- Investor Warren Buffett grew up in Omaha, Nebraska’s, middle class. His grandfather owned a grocery store. His father was a stockbroker who was elected to the U.S. Congress.
- Larry Ellison was born to an unwed mother and raised by an aunt and uncle in a two-bedroom apartment in Chicago. He dropped out of college to move to California and write software. He founded the database behemoth Oracle.
- Ingvar Kamprad grew up on a farm in southern Sweden and used his childhood savings to start IKEA, the international furniture retailer.
- Karl Albrecht’s father was a miner and then a baker’s assistant in Essen, Germany. Karl and his brother, Theo, founded the international discount grocery chain, Aldi.
- Theo Albrecht is Karl Albrecht’s brother and partner.
- Amancio Ortega began his career as a boy doing odd jobs in shirt stores around La Coruna, Galicia, Spain. He built his fortune in the fashion industry with dozens of international brands. His father was a railway worker.
The other three people in the top 10 inherited their money – only 30 percent of the group. Economic mobility is a visible reality in many places around the world.
When people talk about economic disparity they call forth two contrasting images of fairness. On one side is the question of whether any system can be called fair if it rewards some human beings with mansions and private jets while others do without adequate food. Conversely, would our economic system be fair if it didn’t offer compensation to those who work harder and invent more? And without economic incentives, wouldn’t human beings be less innovative? Aren’t economic disparity – and economic mobility – important sources of energy for human endeavor?

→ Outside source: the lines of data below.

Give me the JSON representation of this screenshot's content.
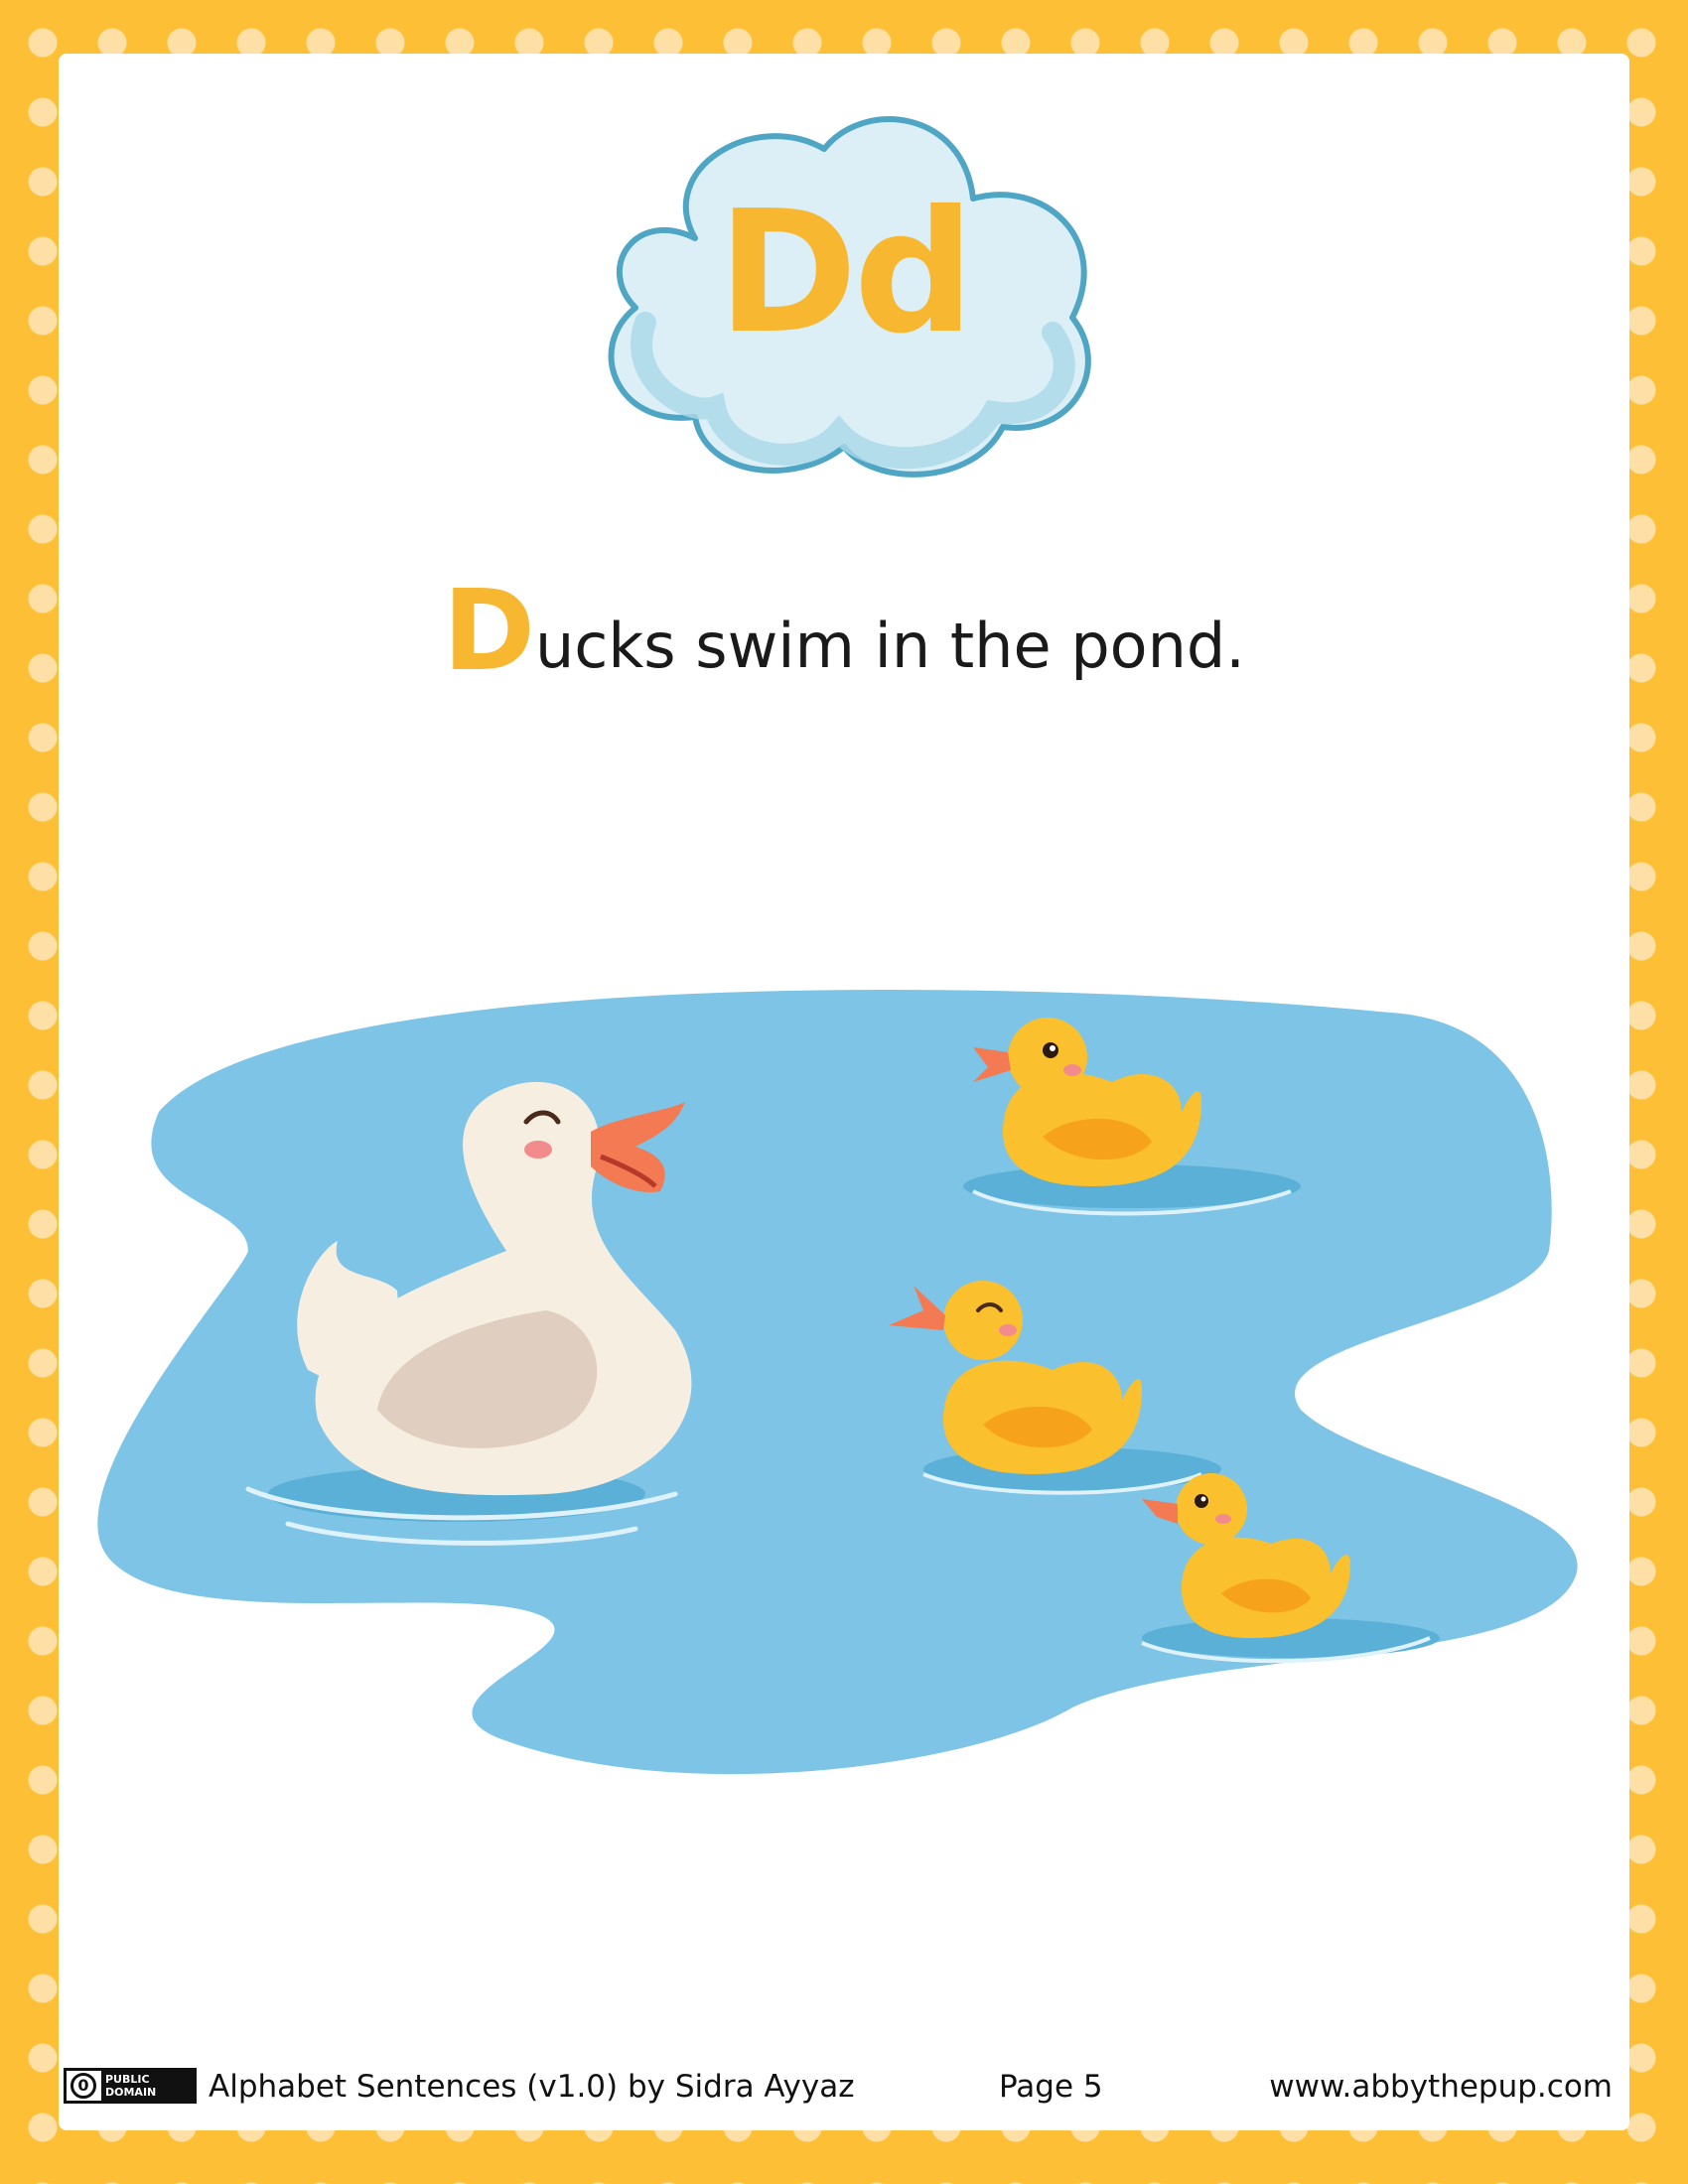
{
  "header": {
    "letter_pair": "Dd"
  },
  "sentence": {
    "first_letter": "D",
    "rest": "ucks swim in the pond."
  },
  "illustration": {
    "subjects": [
      "mother-duck",
      "duckling",
      "duckling",
      "duckling",
      "pond"
    ]
  },
  "footer": {
    "license_icon": "public-domain-badge",
    "license_zero": "0",
    "license_line1": "PUBLIC",
    "license_line2": "DOMAIN",
    "credit": "Alphabet Sentences (v1.0) by Sidra Ayyaz",
    "page_label": "Page 5",
    "website": "www.abbythepup.com"
  },
  "colors": {
    "frame": "#FDBF35",
    "dots": "#FEE0A6",
    "accent_letter": "#F7B731",
    "cloud_fill": "#DCEFF6",
    "cloud_stroke": "#4FA6C4",
    "pond": "#7DC4E6",
    "duckling": "#FBC02D",
    "beak": "#F37A52"
  }
}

Tacitly, most nations have codified their economic theories based on a compromise incorporating both concepts, while perfecting neither. There are hungry and homeless people in most countries. Nearly every country taxes its wealthiest residents to provide social programs to its neediest, while allowing the wealthy to remain wealthy. No one, it seems, is satisfied with his own country’s system. We are generally even less satisfied with the systems of other countries.
As always, our sense of fairness evolves and changes.
So, is it fair that Carolyn and I should have a farm of our very own? By American standards we are far from wealthy, but we are better off than most. Perhaps the answer to this question from a personal perspective is that, yes, we think we’ve achieved what we’ve achieved in a relatively fair system and we do not feel guilty for living at Rancho Cappuccino. We feel fortunate. We are conscious that many have less. We share a little through charities, including the Heifer Project that distributes food and livestock to poor people around the world. It’s a way of recognizing our good fortune. In the future, we hope to share more.
We sell our animals for meat at prices most people can afford – a little more than the price for supermarket meat. When possible, we donate meat through charities that can turn it into meals for the needy.
We don’t hire illegal aliens. In fact, we don’t need any employees except a friend who stays at the farm to keep an eye on things when we’re out of town. Another friend, a fellow farmer, shares labor with us on the rare occasions when an extra body is needed, and we return the favor.
That’s how we work on being fair to people less fortunate. Fairness – like contagiousness, beauty and abundance – is not so much a standard to be achieved as it is a criterion to be interpreted and applied. We strive for fairness, even though it can’t be clearly defined, much less perfected. In the striving, I think we create a better world. We don’t exploit workers. We produce meat in ways that protect the environment for every living thing that shares our habitat.
But is the whole system fair to the livestock? Find out next week.